The Longlist For Britain's Most Prestigious Children's Literature Award Is All-White — Again
In what can unfortunately be filed under "Not that surprising," the Carnegie Medal's 2017 longlist exclusively highlights white writers. This year, though, British artists are fighting back, calling for a boycott of the UK's oldest and most prestigious award for Young Adult and children's literature.
In its 80-year run, neither the Carnegie Medal, nor its companion award, the Kate Greenaway medal for distinguished illustration, have been awarded to a writer of color. Sure, some of have been longlisted (a few have even made it onto the short list), but none have ever won the 5,000 euro prize.

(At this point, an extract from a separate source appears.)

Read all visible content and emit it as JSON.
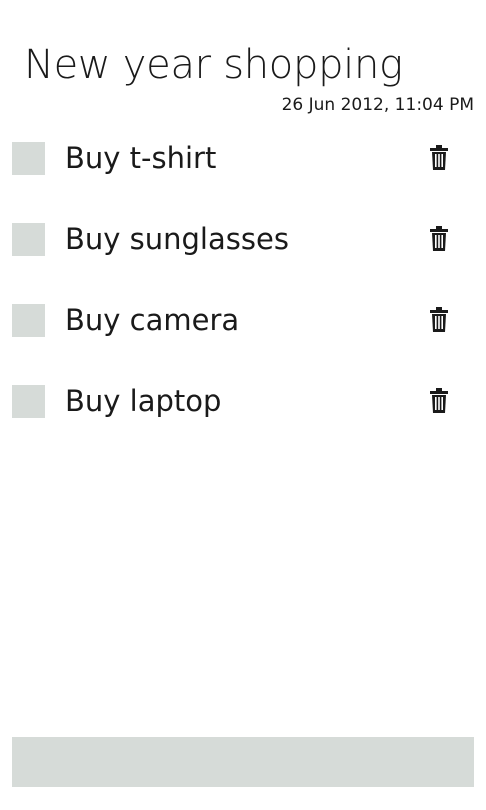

What makes the honor particularly sought after is its influence on what is ultimately carried in schools. The Carnegie is conferred by upon authors by the Chartered Institute of Library and Information Professionals (CILIP); librarians across the UK are responsible for voting on and ultimately naming the top books. According to a 2015 CILIP report, 96.7 percent of UK librarians identify as white, a number almost 10 percent higher than the rest of Britain's workforce.
As part of the purse, winners receive 500 euros worth of their book, to donate to the library of your choice. Walk into most British libraries (and in many cases, American), and you'll see a display of Carnegie medal winners. If you want your books to spark change among young readers (and honestly, children's author doesn't?), the Carnegie Medal is essentially a fast-track to doing so.
In recent years, the Carnegie medal has stoked a reputation as an award that highlights what students are actually dealing with, whether it be depression, race, refugee status, or sexuality. But despite these heavy and, frankly, diverse topics, the Carnegie medal seems to be mirroring the cultural trend so many are already familiar with: Black writers writing about Black culture are ignored, while white writers writing about Black culture are revered.
Alex Wheatle, 2016 winner of the Guardian's children fiction prize, and Sunny Singh, a prominent YA writer and founder of the recent Jhalak prize for writers of color, are leading the charge for a Carnegie medal boycott. “There has to be collective action. It cannot just BAME (Black, asian and minority ethnic) writers against it, it has to be all authors," said Singh to The Guardian. "It’s all very well for already marginalised people to do a boycott, but if you are already excluded, what difference will it make to not enter?” Wheatle, meanwhile, has instructed his publishers not to submit his next book, out in 2018, for Carnegie medal consideration.
The award's shortlist will be announced mid-March, with the winner named at an awards dinner on June 19.